THURSDAY, May 23, 2019 (American Heart Association News) -- Bacteria commonly seen in the mouth has been found in the brains of people who have had a stroke, a new study shows.
The Finnish research group behind the new findings has been studying a possible association between bacterial infections and cardiovascular disease for more than 10 years. Their study, published May 23 in the Journal of the American Heart Association, looked for signs of bacteria in blood clots removed from 75 patients who were treated for an ischemic stroke at Tampere University Hospital in Finland between 2013 and 2017.
FRIDAY, May 24, 2019 -- Could electrical stimulation of nerves that sit behind your nose help limit the harm done to your brain by a stroke?
New research suggests it's possible. In early experiments, blood flow to the brain was increased by widening undamaged arteries and bypassing the clot.

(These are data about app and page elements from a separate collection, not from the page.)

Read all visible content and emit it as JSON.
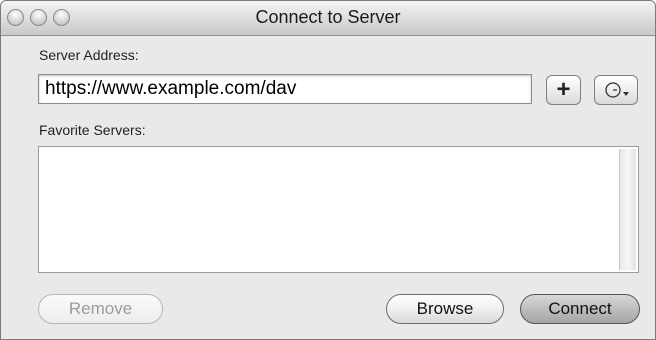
{
  "window": {
    "title": "Connect to Server"
  },
  "server_address": {
    "label": "Server Address:",
    "value": "https://www.example.com/dav"
  },
  "favorites": {
    "label": "Favorite Servers:",
    "items": []
  },
  "buttons": {
    "add_label": "+",
    "remove_label": "Remove",
    "browse_label": "Browse",
    "connect_label": "Connect"
  },
  "icons": {
    "recent_servers": "clock-dropdown-icon",
    "add": "plus-icon"
  },
  "colors": {
    "titlebar": "#d9d9d9",
    "window_bg": "#e9e9e9",
    "default_button": "#bdbdbd"
  }
}
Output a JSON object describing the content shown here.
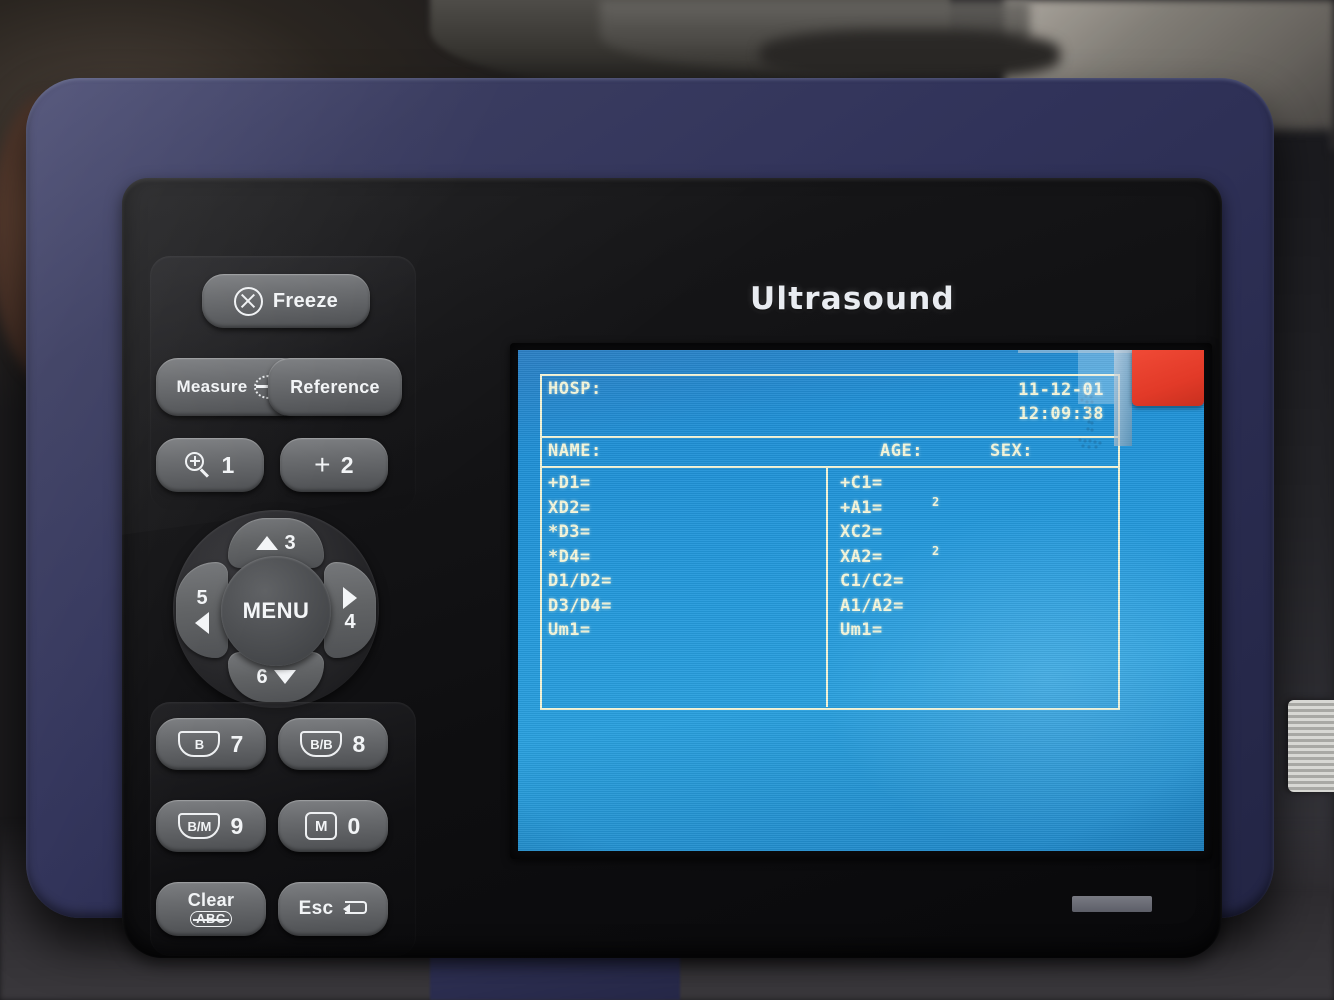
{
  "device": {
    "brand_title": "Ultrasound",
    "case_color": "#31335a",
    "face_color": "#121214",
    "key_color": "#6a6c6f",
    "accent_red": "#e23a28"
  },
  "keypad": {
    "freeze": {
      "label": "Freeze",
      "icon": "freeze-icon"
    },
    "measure": {
      "label": "Measure",
      "icon": "caliper-icon"
    },
    "reference": {
      "label": "Reference"
    },
    "zoom1": {
      "number": "1",
      "icon": "zoom-in-icon"
    },
    "plus2": {
      "number": "2",
      "icon": "plus-icon"
    },
    "b7": {
      "mode": "B",
      "number": "7",
      "icon": "probe-sector-icon"
    },
    "bb8": {
      "mode": "B/B",
      "number": "8",
      "icon": "probe-sector-icon"
    },
    "bm9": {
      "mode": "B/M",
      "number": "9",
      "icon": "probe-sector-icon"
    },
    "m0": {
      "mode": "M",
      "number": "0",
      "icon": "m-mode-icon"
    },
    "clear": {
      "line1": "Clear",
      "line2": "ABC"
    },
    "esc": {
      "label": "Esc",
      "icon": "enter-arrow-icon"
    }
  },
  "dpad": {
    "center_label": "MENU",
    "up": "3",
    "right": "4",
    "left": "5",
    "down": "6"
  },
  "screen": {
    "report": {
      "hosp_label": "HOSP:",
      "date": "11-12-01",
      "time": "12:09:38",
      "name_label": "NAME:",
      "age_label": "AGE:",
      "sex_label": "SEX:",
      "left_column": [
        {
          "label": "+D1=",
          "value": ""
        },
        {
          "label": "XD2=",
          "value": ""
        },
        {
          "label": "*D3=",
          "value": ""
        },
        {
          "label": "*D4=",
          "value": ""
        },
        {
          "label": "D1/D2=",
          "value": ""
        },
        {
          "label": "D3/D4=",
          "value": ""
        },
        {
          "label": "Um1=",
          "value": ""
        }
      ],
      "right_column": [
        {
          "label": "+C1=",
          "value": ""
        },
        {
          "label": "+A1=",
          "value": "2"
        },
        {
          "label": "XC2=",
          "value": ""
        },
        {
          "label": "XA2=",
          "value": "2"
        },
        {
          "label": "C1/C2=",
          "value": ""
        },
        {
          "label": "A1/A2=",
          "value": ""
        },
        {
          "label": "Um1=",
          "value": ""
        }
      ]
    },
    "overlay": {
      "film_pull_tab": "protective-film-pull-tab",
      "film_watermark": "1"
    }
  }
}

This delivered oxygen-rich blood to threatened areas of the brain.
THURSDAY, May 16, 2019 (American Heart Association News) -- Men are more likely than women to develop unstable plaques in their neck arteries, a dangerous condition that can lead to strokes, according to new research that also identified a helpful warning sign for rupture-prone plaques in women.
The preliminary study, presented Thursday at the American Heart Association's Vascular Discovery Scientific Sessions, sought to identify sex-specific markers of plaque instability in patients with severe carotid atherosclerosis, or fatty deposits in the neck arteries that supply blood to the brain.
MONDAY, April 22, 2019 -- People at risk for an aortic aneurysm should get screened for the life-threatening condition, an expert says.
Aortic aneurysms are balloon-like bulges that can develop anywhere along the aorta, which runs from your heart through your chest and abdomen. An untreated aneurysm can grow until it ruptures or causes a tear between the layers of the artery, also called a dissection.